Analysis: Bank of Canada loosens grip on what its deputies can say

Tue Oct 8, 2013 6:05pm EDT
Email This Article |
Share This Article
  • Facebook
  • LinkedIn
  • Twitter
| Print This Article | Single Page
[-] Text [+]

By Louise Egan

OTTAWA (Reuters) - A candid and forward-looking speech from the No. 2 at Canada's central bank could signal a period of greater transparency under new Governor Stephen Poloz, and a move away from a tightly scripted communications policy that contrasted with that of the U.S. Federal Reserve.

The Bank of Canada has traditionally insisted that all members of its governing council deliver the same message to avoid wrong-footing financial markets, while Fed officials have often issued conflicting views on monetary policy, confusing markets in the process.

But Tuesday's speech by Bank of Canada Senior Deputy Governor Tiff Macklem broke with the Canadian practice of leaving it to the governor to break news.

Macklem provided updated forecasts for Canadian economic growth and the composition of that growth, in a first, especially for a deputy, outside the bank's designated policy announcement dates.

In another first, some economists saw him as slightly less bullish than Poloz, who gave a surprisingly upbeat speech last month on how the economy was at a "tipping point" between improving confidence and expanding capacity.

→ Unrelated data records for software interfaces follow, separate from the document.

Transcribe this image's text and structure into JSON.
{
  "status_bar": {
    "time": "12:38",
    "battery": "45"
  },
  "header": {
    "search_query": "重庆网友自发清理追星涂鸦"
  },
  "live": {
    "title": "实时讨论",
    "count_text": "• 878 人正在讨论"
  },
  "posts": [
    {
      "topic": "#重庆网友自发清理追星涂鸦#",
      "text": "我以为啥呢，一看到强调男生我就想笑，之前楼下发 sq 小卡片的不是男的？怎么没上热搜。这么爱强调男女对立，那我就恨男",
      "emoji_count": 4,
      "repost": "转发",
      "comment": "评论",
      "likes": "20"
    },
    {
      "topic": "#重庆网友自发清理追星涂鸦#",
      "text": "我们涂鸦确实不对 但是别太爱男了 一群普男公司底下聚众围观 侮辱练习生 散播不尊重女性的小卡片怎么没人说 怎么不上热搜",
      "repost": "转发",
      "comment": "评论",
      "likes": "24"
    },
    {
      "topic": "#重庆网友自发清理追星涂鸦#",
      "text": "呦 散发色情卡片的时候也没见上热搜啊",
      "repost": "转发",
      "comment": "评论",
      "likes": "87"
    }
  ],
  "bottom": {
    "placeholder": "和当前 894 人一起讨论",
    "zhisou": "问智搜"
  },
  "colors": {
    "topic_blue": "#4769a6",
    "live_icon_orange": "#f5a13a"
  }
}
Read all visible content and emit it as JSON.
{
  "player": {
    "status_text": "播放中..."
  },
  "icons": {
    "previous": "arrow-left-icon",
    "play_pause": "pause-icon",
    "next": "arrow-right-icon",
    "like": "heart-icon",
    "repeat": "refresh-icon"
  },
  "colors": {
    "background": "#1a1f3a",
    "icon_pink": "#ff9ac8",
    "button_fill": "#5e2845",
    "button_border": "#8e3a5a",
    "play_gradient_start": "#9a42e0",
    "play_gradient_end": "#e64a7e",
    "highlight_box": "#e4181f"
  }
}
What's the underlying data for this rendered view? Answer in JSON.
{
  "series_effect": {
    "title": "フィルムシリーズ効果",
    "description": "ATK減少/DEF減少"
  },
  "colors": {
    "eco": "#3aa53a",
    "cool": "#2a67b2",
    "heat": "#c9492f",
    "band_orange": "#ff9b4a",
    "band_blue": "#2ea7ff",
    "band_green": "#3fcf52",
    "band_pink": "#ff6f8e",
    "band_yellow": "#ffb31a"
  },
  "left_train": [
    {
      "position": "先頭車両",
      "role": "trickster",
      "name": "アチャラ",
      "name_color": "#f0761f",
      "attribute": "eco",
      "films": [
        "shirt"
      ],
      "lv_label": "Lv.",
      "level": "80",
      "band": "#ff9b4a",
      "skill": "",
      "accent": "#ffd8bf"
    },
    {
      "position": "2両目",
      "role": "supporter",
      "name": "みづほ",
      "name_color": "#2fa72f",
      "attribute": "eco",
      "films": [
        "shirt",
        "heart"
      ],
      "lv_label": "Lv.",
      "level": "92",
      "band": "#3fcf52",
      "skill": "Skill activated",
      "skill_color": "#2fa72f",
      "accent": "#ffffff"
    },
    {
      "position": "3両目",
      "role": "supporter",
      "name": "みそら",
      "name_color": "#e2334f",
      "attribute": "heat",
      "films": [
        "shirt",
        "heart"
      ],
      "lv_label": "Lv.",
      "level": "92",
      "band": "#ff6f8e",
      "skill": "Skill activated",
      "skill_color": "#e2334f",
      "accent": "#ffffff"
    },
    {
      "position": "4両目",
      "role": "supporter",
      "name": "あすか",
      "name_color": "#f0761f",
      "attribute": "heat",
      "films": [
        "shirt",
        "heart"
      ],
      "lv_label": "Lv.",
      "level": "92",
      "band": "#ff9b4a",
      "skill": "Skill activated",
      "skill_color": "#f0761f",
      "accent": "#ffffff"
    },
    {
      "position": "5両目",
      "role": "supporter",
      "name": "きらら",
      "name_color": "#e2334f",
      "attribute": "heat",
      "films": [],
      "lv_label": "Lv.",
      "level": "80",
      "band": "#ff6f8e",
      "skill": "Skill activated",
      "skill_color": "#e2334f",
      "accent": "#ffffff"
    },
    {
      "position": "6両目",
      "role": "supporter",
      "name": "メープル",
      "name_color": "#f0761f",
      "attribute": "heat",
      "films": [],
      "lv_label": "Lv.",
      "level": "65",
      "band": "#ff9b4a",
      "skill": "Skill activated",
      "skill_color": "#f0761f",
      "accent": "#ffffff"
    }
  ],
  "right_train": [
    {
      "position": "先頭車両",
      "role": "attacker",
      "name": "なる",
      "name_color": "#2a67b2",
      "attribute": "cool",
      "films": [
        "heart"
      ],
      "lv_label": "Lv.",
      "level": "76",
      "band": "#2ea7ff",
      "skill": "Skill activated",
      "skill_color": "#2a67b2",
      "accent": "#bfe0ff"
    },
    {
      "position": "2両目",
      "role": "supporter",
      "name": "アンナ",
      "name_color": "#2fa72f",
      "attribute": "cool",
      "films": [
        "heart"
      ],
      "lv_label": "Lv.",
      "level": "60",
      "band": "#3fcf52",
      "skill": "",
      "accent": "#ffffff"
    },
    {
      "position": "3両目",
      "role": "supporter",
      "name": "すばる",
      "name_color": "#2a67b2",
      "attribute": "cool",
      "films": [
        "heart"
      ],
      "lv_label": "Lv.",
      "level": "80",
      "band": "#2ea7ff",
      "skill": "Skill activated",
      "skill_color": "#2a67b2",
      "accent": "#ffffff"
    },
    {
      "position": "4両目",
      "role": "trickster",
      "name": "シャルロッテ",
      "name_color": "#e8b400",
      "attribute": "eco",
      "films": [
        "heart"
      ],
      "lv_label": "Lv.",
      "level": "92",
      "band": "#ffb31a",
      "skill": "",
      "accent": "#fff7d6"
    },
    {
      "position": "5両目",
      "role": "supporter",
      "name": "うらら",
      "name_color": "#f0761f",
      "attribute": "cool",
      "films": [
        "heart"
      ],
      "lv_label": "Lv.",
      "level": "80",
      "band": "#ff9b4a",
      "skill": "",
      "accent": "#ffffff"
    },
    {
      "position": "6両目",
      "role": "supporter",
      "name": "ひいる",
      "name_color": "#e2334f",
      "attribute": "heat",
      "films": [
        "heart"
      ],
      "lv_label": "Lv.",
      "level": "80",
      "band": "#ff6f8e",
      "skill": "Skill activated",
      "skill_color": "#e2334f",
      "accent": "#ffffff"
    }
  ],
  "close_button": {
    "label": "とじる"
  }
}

Thirdly, the central bank gave greater weight to Macklem's views by conducting a media lockup before his speech, giving financial reporters a 90-minute headstart to digest the comments and prepare their reports. Until now, lockups have been reserved for the governor's speeches.

"I do indeed believe that it highlights an important shift in the bank's communications strategy," said Doug Porter, chief economist at Bank of Montreal.

Nobody sees the changes as the first step toward a Fed-like communications model, but it will force markets to take the bank's deputies more seriously.   Continued...

Bank of Canada Governor Stephen Poloz takes part in a news conference upon the release of the Monetary Policy Report in Ottawa July 17, 2013. REUTERS/Chris Wattie